Task objective:
I need every line that includes the word "this" copied from the material.

Data:
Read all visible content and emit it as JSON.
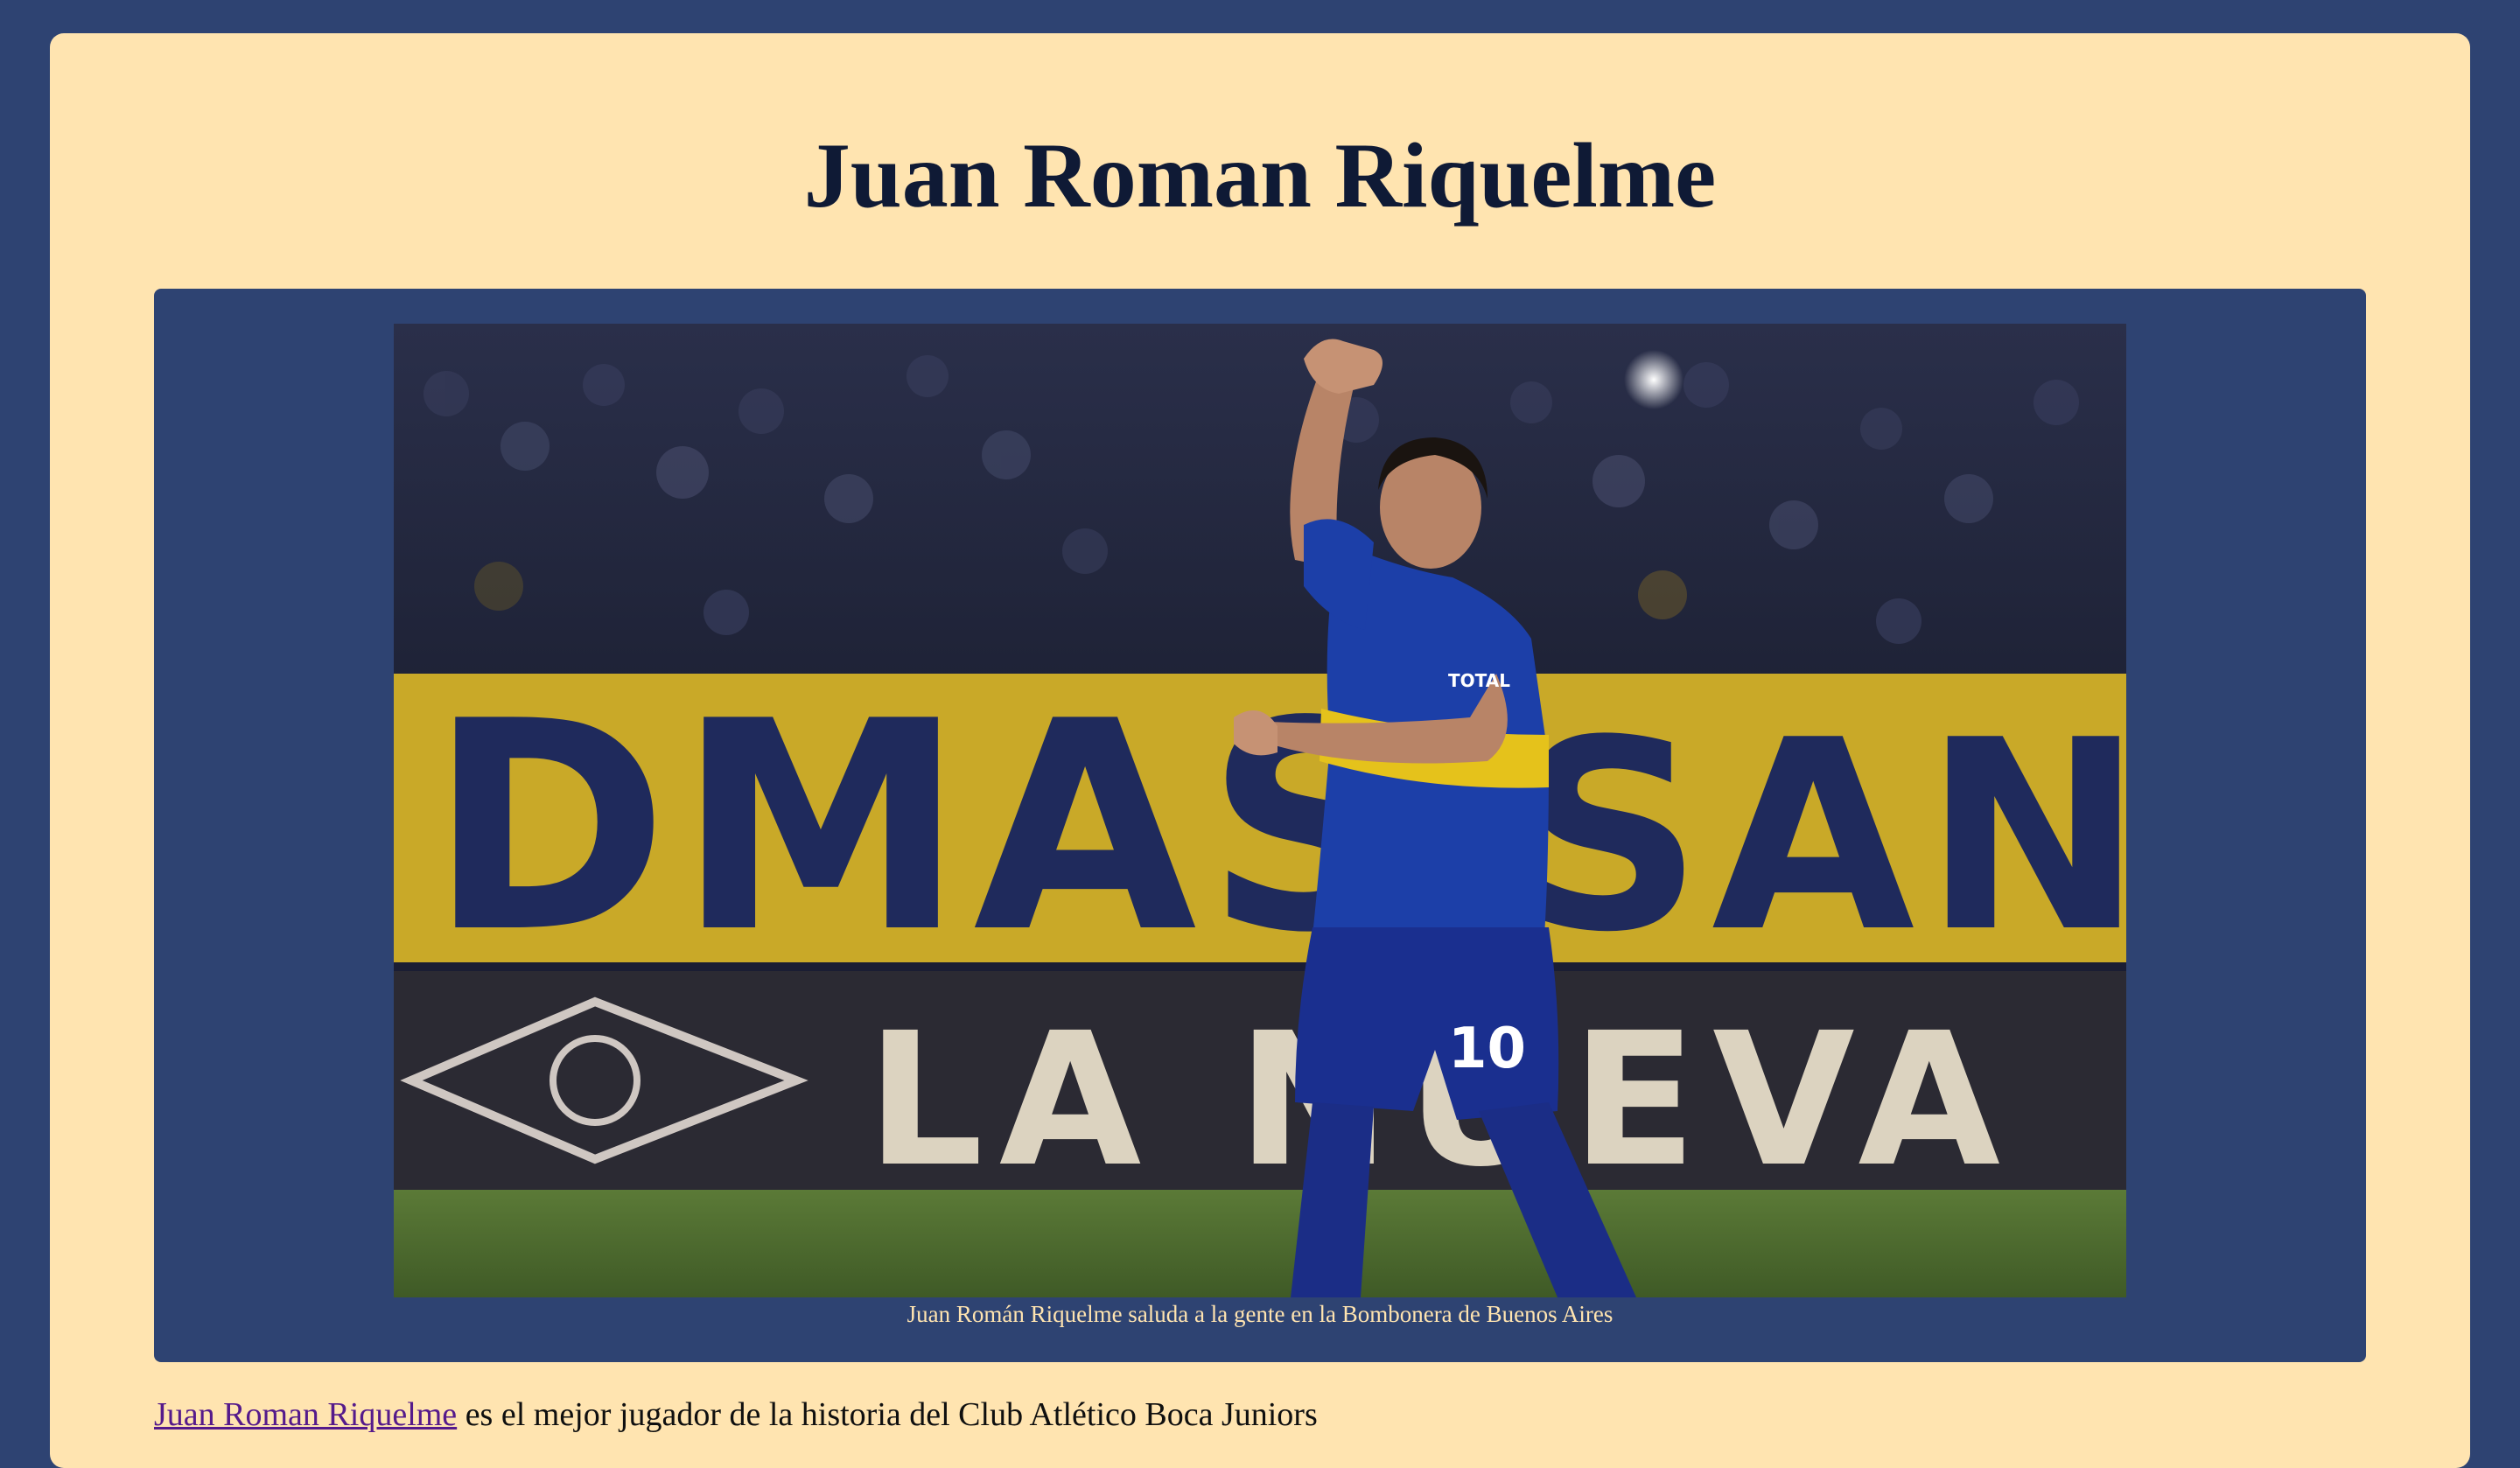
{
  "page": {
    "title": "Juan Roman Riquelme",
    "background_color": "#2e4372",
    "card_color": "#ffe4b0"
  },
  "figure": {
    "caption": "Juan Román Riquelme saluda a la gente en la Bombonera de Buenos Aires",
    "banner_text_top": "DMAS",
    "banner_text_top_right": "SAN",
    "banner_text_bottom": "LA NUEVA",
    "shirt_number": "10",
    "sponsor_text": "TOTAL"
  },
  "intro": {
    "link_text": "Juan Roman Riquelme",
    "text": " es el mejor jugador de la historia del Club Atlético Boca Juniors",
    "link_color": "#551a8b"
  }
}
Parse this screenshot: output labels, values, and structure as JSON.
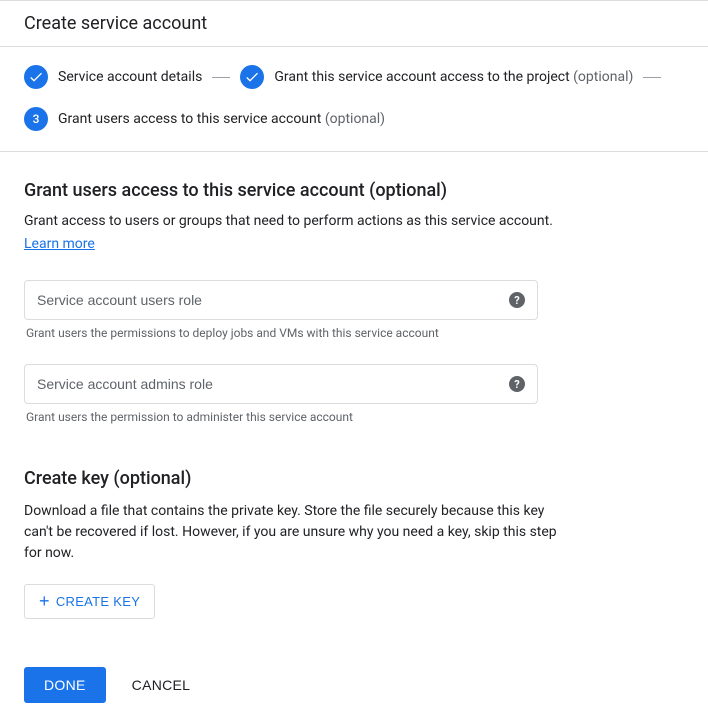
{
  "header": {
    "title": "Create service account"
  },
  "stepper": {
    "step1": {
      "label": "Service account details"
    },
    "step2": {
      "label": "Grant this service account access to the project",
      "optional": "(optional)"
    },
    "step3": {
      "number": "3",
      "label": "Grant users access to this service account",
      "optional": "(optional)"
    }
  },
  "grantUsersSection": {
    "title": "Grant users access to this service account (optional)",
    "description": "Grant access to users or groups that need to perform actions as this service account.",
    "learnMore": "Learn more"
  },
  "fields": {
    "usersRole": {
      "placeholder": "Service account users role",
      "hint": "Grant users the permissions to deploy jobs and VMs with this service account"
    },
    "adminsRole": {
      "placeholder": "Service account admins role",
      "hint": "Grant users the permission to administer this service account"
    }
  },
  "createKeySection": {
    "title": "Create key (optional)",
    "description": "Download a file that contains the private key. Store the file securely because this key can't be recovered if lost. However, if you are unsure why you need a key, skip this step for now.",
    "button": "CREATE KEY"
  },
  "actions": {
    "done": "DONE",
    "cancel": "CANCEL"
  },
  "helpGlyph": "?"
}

Reply to the exercise:
Parse this screenshot: output labels, values, and structure as JSON.
      "label": "Grant this service account access to the project",
      "label": "Grant users access to this service account",
    "title": "Grant users access to this service account (optional)",
    "description": "Grant access to users or groups that need to perform actions as this service account.",
      "hint": "Grant users the permissions to deploy jobs and VMs with this service account"
      "hint": "Grant users the permission to administer this service account"
    "description": "Download a file that contains the private key. Store the file securely because this key can't be recovered if lost. However, if you are unsure why you need a key, skip this step for now.",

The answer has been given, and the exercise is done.